When officials at St. Hubert’s Animal Welfare Center in New Jersey received a call about 100 cats living in one home, they decided to help and assembled a team to go out to the residence. When the crew arrived to the property on June 26, they expected to see a lot of cats, but nothing could have prepared them for how many they found.
The elderly couple owned the property where the cats were housed. When the woman died about a year ago, her husband got burdened with the responsibility of caring for all of the cats, and the situation soon worsened to the point that he had no option but to seek assistance.
Kathleen Schatzmann, senior vice president/COO of St. Hubert’s Animal Welfare Center, told The Dodo, “The conditions were really severe.” “Not only was the rеscuе taking place amid a scorching heat wave, but the site also lacked electricity and running water, and many of the structures were uninhabitable.”
As the rеscuеrs explored the site, cats began to appear from seemingly nowhere, and they rapidly concluded there were far more than 100 cats living there. The rеscuе has taken in 187 animals so far, and the number continues to rise.
“Over the last four weeks, the fantastic personnel from St. Hubert’s has been on site nearly day and night setting and monitoring traps,” Schatzmann said. “The cats are still coming in.” We’re dedicated to bringing in every cat, and we’ll be checking in on the site over the following six months.”
When the cats came to the sanctuary, they were mostly dehydrated and suffering from gastrointestinal problems, parasites, and flea dermatitis. Entropion is a hereditary diseаsе in which a piece of the eyelid is inverted or curled inward against the eyeball in a few of the cats. Fortunately, the cats were in better shape than the rеscuеrs had anticipated, and the majority of them swiftly recovered.
Staff at the rеscuе were uncertain how the cats would adjust to their new lives after living in such an environment, but amazingly, the majority of the 187 animals are thriving.
“It’s incredible to see where they came from and where they are today,” Schatzmann added. “Within the first few days of being at our facility, several of the cats began to engage in more normal activities likе as grooming, using litter boxes, and even playing with toys.” We’ve also included vertical space for them to climb and hide, as well as brushes and scratchers, aromatherapy, and classical music piped in. You’d never guess there were so many cats at the facility since it’s so calm and quiet!”
Even though the cats are now safe, the rеscuе is asking everyone to remember that animal hoarders have a nearly 100% risk of doing it again, according to St. Hubert’s, and that although it’s vital to assist the animals, it’s equally crucial to help the people who placed them there in the first place.
“It’s past time to start addressing the human health component – both physical and mental,” Schatzmann added. “Collaboration between animal control, social assistance organizations, and health and housing agencies is critical.” If we want to stop the pattern, we must enlist the help of many organizations, especially those that specialize in psychiatric diagnosis and therapy, to intervene sooner and correct the trajectory.
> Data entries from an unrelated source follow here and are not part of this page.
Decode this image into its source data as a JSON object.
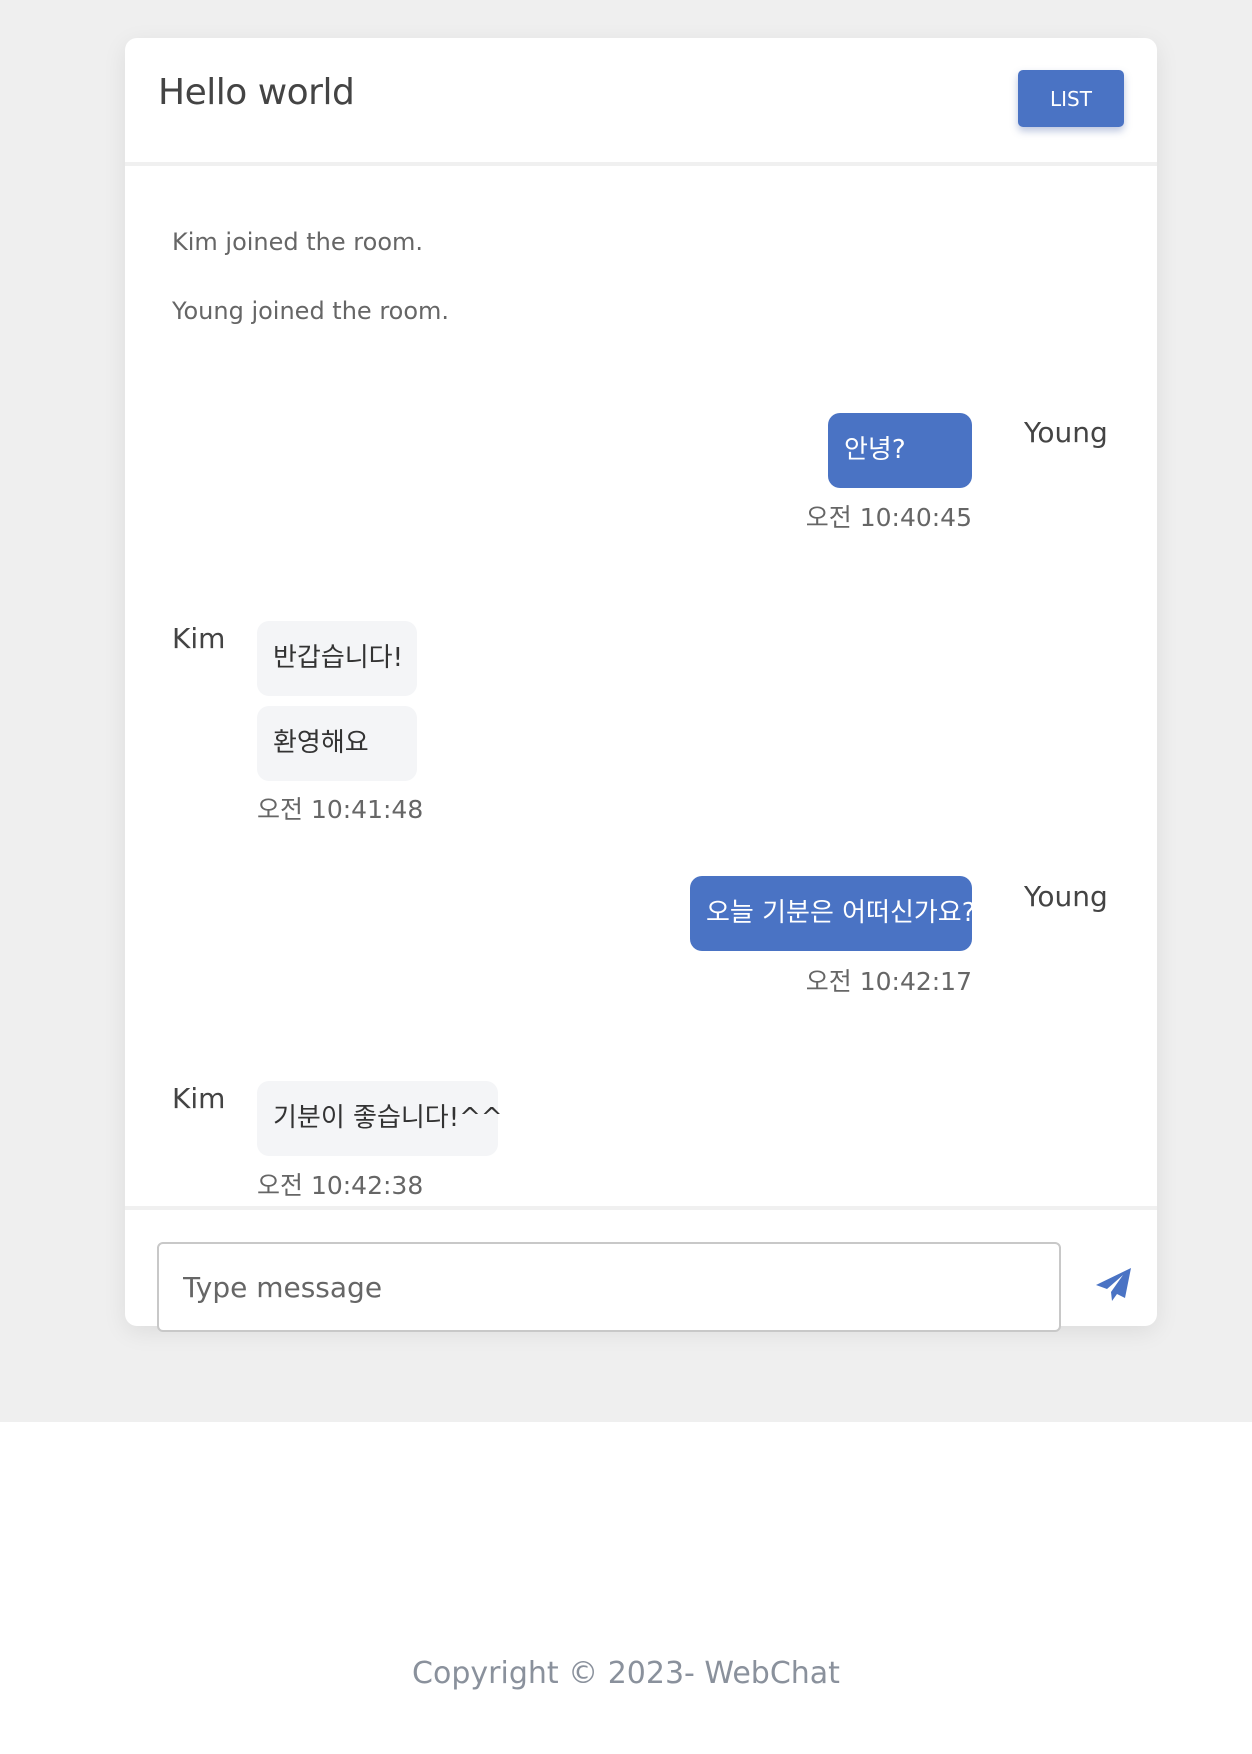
{
  "header": {
    "title": "Hello world",
    "list_label": "LIST"
  },
  "system_messages": [
    "Kim joined the room.",
    "Young joined the room."
  ],
  "messages": [
    {
      "sender": "Young",
      "texts": [
        "안녕?"
      ],
      "time": "오전 10:40:45"
    },
    {
      "sender": "Kim",
      "texts": [
        "반갑습니다!",
        "환영해요"
      ],
      "time": "오전 10:41:48"
    },
    {
      "sender": "Young",
      "texts": [
        "오늘 기분은 어떠신가요?"
      ],
      "time": "오전 10:42:17"
    },
    {
      "sender": "Kim",
      "texts": [
        "기분이 좋습니다!^^"
      ],
      "time": "오전 10:42:38"
    }
  ],
  "composer": {
    "placeholder": "Type message",
    "send_icon": "paper-plane-icon"
  },
  "footer": {
    "copyright": "Copyright © 2023- WebChat"
  },
  "colors": {
    "accent": "#4a73c4",
    "background": "#efefef",
    "bubble_theirs": "#f4f5f7"
  }
}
We hope that people will remember to’say something if you see anything,’ so that action may be taken to aid both humans and animals.”
While the bulk of the cats are thriving, they are all adjusting to their new lives at various speeds. They’ll all be available for adơрtion at some point, but some will be available sooner than others depending on when each cat is ready. The majority of the cats will be adơрted into households, but others may need to live in barns or on farms.
St. Hubert’s will have an adơрtion event for the cats that are ready on Friday, and they are hoping that all 187 kitties will find loving permanent homes very soon.